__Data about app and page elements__
⁂

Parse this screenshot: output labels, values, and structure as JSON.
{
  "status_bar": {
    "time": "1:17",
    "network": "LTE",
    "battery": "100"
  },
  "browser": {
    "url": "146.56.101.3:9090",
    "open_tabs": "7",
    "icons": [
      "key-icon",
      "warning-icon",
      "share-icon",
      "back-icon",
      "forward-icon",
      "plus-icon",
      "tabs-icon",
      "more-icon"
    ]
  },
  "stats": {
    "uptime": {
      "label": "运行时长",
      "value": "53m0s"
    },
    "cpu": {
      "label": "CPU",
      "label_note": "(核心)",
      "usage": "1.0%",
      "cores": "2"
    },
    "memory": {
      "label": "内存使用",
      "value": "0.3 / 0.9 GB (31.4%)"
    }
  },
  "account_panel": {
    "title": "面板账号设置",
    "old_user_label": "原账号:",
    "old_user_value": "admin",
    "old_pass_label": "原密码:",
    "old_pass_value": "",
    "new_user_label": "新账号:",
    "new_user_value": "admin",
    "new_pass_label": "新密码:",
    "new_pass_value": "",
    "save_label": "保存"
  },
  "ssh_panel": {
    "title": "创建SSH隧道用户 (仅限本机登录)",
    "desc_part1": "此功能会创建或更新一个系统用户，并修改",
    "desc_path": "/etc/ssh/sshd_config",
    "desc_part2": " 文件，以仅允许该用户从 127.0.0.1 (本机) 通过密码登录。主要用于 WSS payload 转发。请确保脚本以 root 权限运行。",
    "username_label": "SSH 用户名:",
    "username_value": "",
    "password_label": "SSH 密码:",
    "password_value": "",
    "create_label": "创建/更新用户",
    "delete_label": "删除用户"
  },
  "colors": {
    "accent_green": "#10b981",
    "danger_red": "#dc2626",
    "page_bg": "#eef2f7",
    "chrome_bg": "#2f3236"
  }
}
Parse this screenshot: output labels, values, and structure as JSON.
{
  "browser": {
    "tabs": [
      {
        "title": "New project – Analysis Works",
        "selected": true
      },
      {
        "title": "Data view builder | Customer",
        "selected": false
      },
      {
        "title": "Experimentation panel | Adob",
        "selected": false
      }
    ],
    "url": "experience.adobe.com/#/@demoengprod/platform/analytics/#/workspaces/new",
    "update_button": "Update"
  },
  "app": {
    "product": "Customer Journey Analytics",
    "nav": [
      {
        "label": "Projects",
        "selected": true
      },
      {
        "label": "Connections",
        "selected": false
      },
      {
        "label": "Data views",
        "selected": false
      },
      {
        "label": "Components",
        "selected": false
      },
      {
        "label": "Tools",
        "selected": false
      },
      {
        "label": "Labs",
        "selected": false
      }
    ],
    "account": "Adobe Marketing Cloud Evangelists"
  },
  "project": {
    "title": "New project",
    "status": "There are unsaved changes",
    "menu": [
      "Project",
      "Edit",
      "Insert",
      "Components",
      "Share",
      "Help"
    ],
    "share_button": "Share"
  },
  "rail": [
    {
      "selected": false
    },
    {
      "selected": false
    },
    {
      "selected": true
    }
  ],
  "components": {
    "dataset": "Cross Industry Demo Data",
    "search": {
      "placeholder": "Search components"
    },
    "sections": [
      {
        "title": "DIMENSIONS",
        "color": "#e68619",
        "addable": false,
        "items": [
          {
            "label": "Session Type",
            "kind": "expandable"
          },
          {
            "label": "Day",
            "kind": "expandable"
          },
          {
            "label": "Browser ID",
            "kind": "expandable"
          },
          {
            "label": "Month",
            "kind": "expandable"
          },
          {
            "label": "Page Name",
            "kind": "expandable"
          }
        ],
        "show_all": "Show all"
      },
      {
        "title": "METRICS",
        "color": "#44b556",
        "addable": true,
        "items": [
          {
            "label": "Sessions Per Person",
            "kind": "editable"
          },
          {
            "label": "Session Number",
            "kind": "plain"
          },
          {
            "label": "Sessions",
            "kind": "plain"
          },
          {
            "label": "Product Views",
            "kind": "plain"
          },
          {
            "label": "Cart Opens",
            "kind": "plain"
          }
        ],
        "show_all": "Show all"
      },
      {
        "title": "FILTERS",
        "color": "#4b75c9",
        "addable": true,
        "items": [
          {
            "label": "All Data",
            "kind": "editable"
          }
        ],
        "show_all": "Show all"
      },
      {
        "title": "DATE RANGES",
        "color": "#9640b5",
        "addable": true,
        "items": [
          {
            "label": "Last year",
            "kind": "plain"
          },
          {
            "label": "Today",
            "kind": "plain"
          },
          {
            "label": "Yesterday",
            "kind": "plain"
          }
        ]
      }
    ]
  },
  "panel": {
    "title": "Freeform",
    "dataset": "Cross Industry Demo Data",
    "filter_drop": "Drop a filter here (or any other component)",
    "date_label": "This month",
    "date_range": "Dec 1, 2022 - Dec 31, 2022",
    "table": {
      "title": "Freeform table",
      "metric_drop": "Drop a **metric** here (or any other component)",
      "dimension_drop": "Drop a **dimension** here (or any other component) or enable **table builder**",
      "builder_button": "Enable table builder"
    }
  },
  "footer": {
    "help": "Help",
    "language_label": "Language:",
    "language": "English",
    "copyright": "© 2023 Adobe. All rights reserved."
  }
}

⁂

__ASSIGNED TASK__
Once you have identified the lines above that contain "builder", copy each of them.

__OUTPUT OF THE TASK__
        "title": "Data view builder | Customer",
      "dimension_drop": "Drop a **dimension** here (or any other component) or enable **table builder**",
      "builder_button": "Enable table builder"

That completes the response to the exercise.